DATA IN THIS EXERCISE |

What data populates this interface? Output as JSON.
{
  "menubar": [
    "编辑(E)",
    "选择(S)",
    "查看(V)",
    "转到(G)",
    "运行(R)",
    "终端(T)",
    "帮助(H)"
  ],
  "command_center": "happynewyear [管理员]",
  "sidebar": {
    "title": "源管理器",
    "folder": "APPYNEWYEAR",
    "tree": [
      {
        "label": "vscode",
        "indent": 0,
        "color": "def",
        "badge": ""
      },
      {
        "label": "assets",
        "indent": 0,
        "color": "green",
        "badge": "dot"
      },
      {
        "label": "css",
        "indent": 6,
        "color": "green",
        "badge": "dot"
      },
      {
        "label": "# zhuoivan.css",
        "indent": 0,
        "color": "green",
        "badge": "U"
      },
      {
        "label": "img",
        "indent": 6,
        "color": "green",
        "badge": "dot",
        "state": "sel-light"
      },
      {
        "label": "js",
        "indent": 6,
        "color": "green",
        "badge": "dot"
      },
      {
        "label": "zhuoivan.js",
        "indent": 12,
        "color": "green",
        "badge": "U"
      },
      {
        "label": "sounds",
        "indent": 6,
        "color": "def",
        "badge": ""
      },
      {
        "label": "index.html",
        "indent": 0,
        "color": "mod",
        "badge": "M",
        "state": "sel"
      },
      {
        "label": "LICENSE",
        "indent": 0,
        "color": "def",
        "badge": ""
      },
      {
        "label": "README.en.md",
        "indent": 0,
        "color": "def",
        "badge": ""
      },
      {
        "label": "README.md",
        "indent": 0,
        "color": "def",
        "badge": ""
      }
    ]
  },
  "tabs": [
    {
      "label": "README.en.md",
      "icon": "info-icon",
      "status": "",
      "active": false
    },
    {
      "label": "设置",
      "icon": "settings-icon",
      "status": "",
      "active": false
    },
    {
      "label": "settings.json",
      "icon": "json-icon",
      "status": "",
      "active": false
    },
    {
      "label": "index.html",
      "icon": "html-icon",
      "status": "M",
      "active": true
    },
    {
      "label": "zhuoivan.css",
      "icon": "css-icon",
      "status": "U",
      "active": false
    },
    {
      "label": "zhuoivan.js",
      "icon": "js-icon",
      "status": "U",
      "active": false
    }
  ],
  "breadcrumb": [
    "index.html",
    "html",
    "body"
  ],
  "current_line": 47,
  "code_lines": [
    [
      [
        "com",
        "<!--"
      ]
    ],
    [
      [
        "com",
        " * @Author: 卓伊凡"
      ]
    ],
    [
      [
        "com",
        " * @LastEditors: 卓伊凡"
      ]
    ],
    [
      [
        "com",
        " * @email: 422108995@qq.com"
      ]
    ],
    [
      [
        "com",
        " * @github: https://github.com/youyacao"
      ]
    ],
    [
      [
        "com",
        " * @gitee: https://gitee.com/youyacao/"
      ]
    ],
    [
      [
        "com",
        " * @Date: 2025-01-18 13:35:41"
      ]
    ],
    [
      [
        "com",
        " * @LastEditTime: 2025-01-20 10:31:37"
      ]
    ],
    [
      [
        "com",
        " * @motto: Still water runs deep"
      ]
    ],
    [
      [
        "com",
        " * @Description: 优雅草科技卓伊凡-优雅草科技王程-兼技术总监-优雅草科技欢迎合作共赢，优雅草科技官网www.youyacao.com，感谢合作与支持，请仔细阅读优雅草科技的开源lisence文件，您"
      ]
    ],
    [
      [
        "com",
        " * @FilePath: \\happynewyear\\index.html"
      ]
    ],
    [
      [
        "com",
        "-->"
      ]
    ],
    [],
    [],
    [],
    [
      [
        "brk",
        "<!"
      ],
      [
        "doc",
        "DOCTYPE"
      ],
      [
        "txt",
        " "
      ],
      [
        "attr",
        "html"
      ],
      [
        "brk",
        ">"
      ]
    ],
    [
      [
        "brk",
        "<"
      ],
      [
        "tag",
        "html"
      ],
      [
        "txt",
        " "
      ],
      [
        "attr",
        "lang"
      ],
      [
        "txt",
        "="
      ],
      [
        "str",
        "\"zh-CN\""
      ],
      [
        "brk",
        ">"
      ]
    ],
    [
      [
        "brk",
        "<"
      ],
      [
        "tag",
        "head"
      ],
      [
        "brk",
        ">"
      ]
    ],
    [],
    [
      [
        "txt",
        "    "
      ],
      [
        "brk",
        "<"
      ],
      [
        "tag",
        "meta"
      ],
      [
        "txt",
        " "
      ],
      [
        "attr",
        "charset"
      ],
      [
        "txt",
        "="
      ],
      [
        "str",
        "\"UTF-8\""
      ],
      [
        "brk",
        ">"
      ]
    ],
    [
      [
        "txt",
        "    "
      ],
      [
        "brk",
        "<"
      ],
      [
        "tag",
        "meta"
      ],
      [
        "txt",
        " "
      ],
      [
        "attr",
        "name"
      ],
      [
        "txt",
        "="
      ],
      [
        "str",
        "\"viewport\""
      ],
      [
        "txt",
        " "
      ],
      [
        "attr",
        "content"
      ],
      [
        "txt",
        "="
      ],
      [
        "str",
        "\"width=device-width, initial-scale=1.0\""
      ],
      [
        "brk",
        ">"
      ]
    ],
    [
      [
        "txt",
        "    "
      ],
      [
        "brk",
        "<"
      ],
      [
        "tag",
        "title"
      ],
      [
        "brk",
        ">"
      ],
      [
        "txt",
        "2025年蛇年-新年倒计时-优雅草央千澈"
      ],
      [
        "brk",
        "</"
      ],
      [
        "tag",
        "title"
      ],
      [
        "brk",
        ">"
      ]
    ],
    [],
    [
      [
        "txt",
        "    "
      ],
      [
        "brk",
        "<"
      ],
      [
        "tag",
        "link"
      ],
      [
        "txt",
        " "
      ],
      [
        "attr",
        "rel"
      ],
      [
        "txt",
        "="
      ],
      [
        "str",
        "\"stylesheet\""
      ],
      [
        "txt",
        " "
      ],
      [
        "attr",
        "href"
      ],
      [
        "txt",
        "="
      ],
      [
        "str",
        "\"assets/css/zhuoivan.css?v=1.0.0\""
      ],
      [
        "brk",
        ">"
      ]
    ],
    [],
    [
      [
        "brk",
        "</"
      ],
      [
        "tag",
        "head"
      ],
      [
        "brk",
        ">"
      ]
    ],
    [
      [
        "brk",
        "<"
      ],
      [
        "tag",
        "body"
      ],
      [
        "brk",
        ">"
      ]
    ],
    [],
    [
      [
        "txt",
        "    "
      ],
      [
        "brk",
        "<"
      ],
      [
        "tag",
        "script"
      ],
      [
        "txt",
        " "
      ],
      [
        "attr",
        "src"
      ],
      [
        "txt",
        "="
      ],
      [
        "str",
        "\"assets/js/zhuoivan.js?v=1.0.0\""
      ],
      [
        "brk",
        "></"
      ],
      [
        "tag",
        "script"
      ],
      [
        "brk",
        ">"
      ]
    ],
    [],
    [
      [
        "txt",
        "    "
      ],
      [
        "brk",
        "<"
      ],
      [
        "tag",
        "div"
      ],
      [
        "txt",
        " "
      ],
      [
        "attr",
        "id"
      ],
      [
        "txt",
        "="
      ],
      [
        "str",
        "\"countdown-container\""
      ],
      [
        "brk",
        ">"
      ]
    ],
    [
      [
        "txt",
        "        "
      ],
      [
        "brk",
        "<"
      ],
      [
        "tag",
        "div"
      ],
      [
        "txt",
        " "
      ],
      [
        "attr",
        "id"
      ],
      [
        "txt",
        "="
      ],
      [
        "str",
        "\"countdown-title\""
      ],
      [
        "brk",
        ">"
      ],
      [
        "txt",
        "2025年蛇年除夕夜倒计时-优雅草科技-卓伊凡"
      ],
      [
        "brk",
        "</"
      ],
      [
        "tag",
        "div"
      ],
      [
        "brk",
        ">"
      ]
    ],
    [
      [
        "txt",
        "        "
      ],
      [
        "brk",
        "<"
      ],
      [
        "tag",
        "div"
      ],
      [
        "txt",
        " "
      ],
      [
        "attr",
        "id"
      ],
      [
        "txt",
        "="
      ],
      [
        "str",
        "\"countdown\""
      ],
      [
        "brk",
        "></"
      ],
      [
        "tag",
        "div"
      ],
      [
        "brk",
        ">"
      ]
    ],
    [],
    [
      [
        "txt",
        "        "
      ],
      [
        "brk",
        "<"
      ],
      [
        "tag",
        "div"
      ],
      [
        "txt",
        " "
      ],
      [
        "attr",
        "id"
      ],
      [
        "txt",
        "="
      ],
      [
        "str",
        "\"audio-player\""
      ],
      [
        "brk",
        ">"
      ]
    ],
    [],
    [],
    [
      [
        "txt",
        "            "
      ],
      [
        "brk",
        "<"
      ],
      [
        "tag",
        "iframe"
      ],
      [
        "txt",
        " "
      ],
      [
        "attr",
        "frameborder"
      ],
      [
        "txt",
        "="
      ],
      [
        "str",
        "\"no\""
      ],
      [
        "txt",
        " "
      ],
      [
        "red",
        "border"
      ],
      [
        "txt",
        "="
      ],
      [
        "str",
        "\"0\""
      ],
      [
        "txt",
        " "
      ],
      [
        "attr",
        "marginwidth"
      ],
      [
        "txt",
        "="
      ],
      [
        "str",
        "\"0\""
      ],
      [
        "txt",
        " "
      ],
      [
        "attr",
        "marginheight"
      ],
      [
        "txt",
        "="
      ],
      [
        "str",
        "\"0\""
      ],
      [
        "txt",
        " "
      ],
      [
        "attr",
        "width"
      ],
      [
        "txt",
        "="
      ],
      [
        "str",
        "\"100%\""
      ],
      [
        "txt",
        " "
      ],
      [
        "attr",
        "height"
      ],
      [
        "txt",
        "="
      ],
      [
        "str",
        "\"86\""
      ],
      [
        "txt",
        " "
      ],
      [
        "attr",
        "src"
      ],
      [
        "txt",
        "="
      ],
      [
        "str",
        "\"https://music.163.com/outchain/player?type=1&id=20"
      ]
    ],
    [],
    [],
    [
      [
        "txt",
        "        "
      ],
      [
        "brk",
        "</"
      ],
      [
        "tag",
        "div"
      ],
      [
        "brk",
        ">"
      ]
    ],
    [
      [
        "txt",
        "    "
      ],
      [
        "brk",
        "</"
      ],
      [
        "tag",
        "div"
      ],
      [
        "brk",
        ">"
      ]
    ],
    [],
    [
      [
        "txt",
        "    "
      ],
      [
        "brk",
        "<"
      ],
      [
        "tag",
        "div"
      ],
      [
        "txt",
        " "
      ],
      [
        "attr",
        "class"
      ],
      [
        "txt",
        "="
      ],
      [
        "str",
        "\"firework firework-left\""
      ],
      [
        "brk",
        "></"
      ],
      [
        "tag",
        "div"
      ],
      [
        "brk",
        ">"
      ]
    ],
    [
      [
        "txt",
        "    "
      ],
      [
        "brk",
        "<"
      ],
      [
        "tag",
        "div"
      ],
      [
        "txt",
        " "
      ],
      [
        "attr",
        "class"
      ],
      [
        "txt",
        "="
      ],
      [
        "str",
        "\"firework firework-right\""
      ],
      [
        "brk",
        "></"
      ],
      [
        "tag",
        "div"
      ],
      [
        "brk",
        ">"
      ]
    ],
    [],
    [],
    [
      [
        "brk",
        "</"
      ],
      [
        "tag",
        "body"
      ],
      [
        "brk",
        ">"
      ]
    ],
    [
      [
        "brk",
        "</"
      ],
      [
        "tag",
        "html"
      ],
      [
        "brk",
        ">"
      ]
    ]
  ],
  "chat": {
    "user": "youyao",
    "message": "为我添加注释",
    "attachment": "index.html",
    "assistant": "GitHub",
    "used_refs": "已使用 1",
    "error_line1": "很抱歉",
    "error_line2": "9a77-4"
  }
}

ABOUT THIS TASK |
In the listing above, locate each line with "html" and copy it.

ANSWER SPACE |
        "label": "index.html",
      "label": "index.html",
      "icon": "html-icon",
    "index.html",
    "html",
        " * @FilePath: \\happynewyear\\index.html"
        "html"
        "html"
        "html"
    "attachment": "index.html",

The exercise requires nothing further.